■ WHAT YOU ARE ASKED TO DO: In the entries below, find the lines that contain the word "URLs" and copy them.

■ Records excerpted from a collection:

::::

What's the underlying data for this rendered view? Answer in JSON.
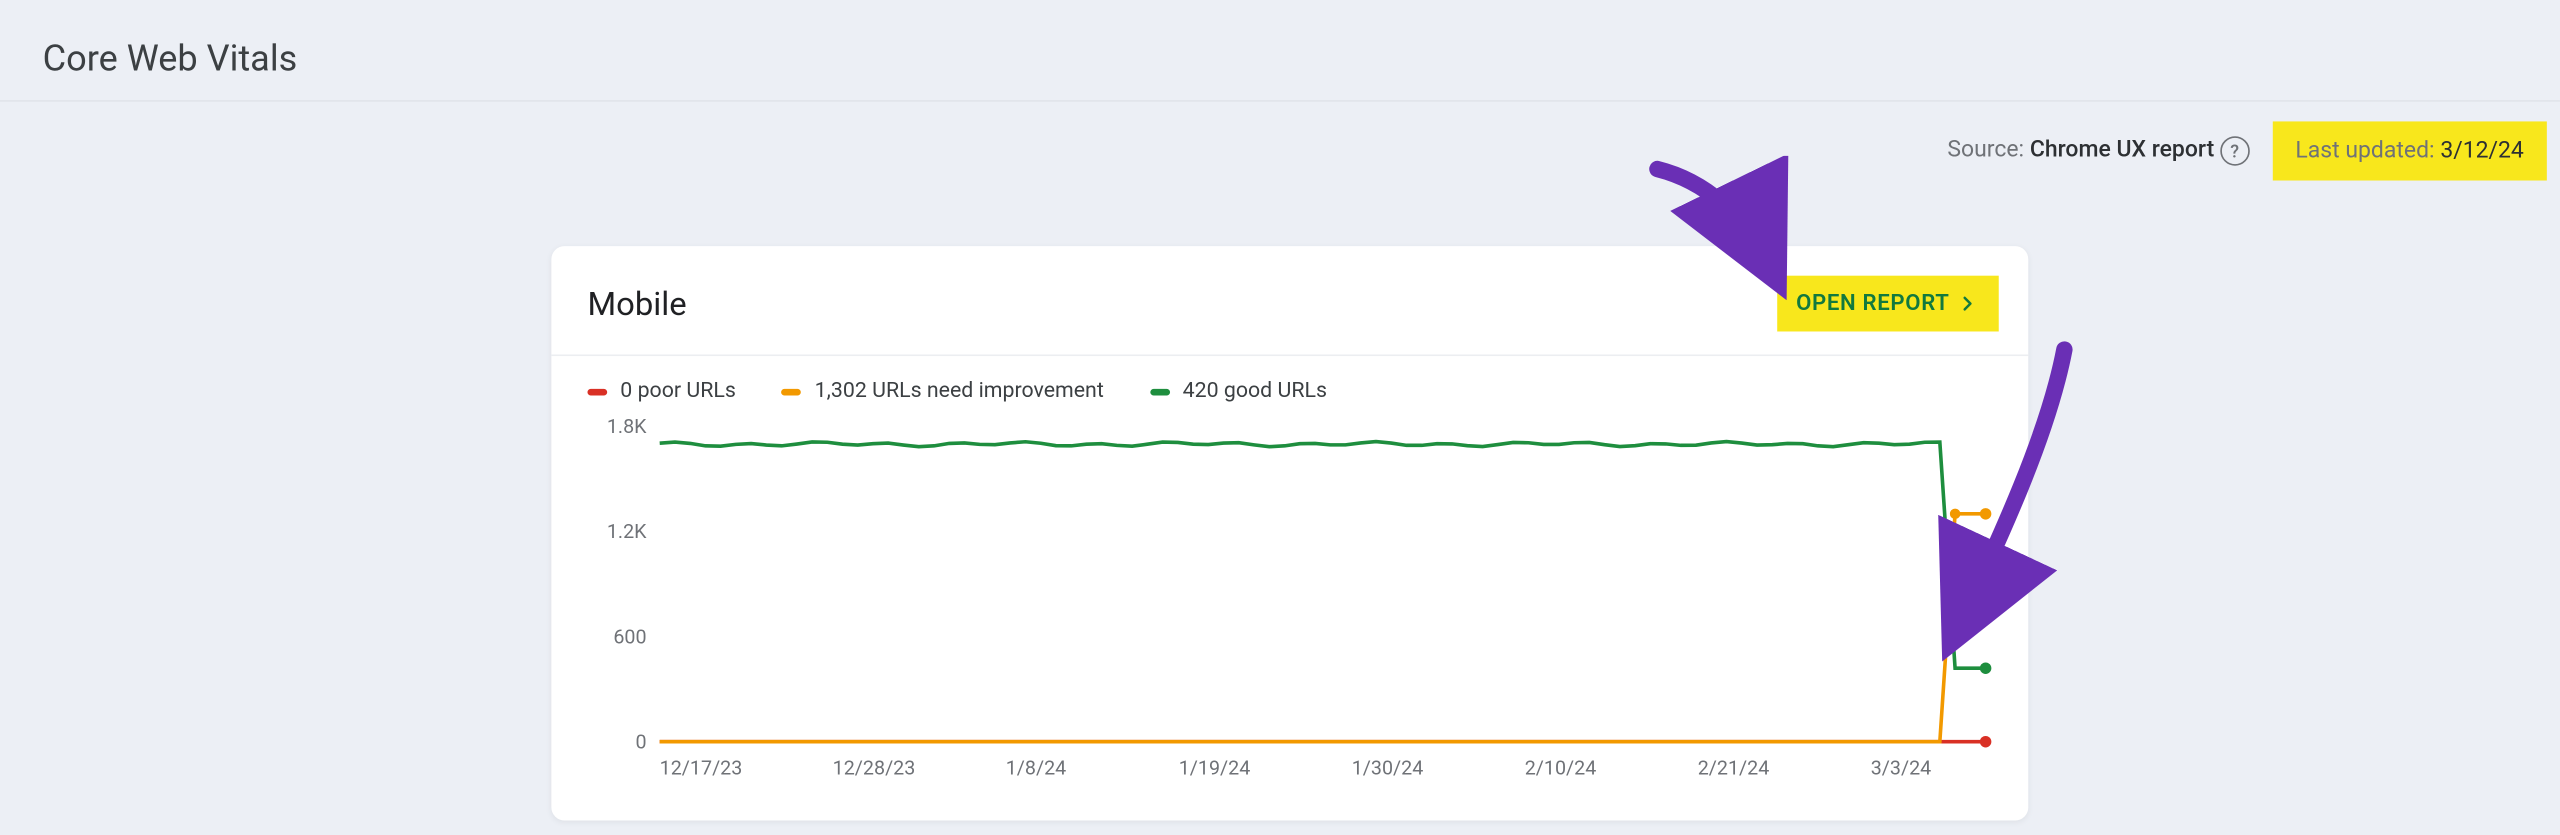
{
  "header": {
    "title": "Core Web Vitals"
  },
  "meta": {
    "source_label": "Source: ",
    "source_value": "Chrome UX report",
    "last_updated_label": "Last updated: ",
    "last_updated_date": "3/12/24"
  },
  "card": {
    "title": "Mobile",
    "open_report_label": "OPEN REPORT"
  },
  "legend": {
    "poor": "0 poor URLs",
    "needs": "1,302 URLs need improvement",
    "good": "420 good URLs"
  },
  "colors": {
    "poor": "#d93025",
    "needs": "#f29900",
    "good": "#1e8e3e",
    "highlight": "#f8e71c",
    "annotation": "#6a2fb5"
  },
  "chart_data": {
    "type": "line",
    "xlabel": "",
    "ylabel": "",
    "ylim": [
      0,
      1800
    ],
    "y_ticks": [
      0,
      600,
      1200,
      1800
    ],
    "y_tick_labels": [
      "0",
      "600",
      "1.2K",
      "1.8K"
    ],
    "x_tick_labels": [
      "12/17/23",
      "12/28/23",
      "1/8/24",
      "1/19/24",
      "1/30/24",
      "2/10/24",
      "2/21/24",
      "3/3/24"
    ],
    "n_points": 88,
    "split_index": 84,
    "series": [
      {
        "name": "poor",
        "plateau": 0,
        "end": 0
      },
      {
        "name": "needs",
        "plateau": 0,
        "end": 1302
      },
      {
        "name": "good",
        "plateau": 1700,
        "end": 420
      }
    ]
  }
}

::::

■ TASK RESPONSE:
    "poor": "0 poor URLs",
    "needs": "1,302 URLs need improvement",
    "good": "420 good URLs"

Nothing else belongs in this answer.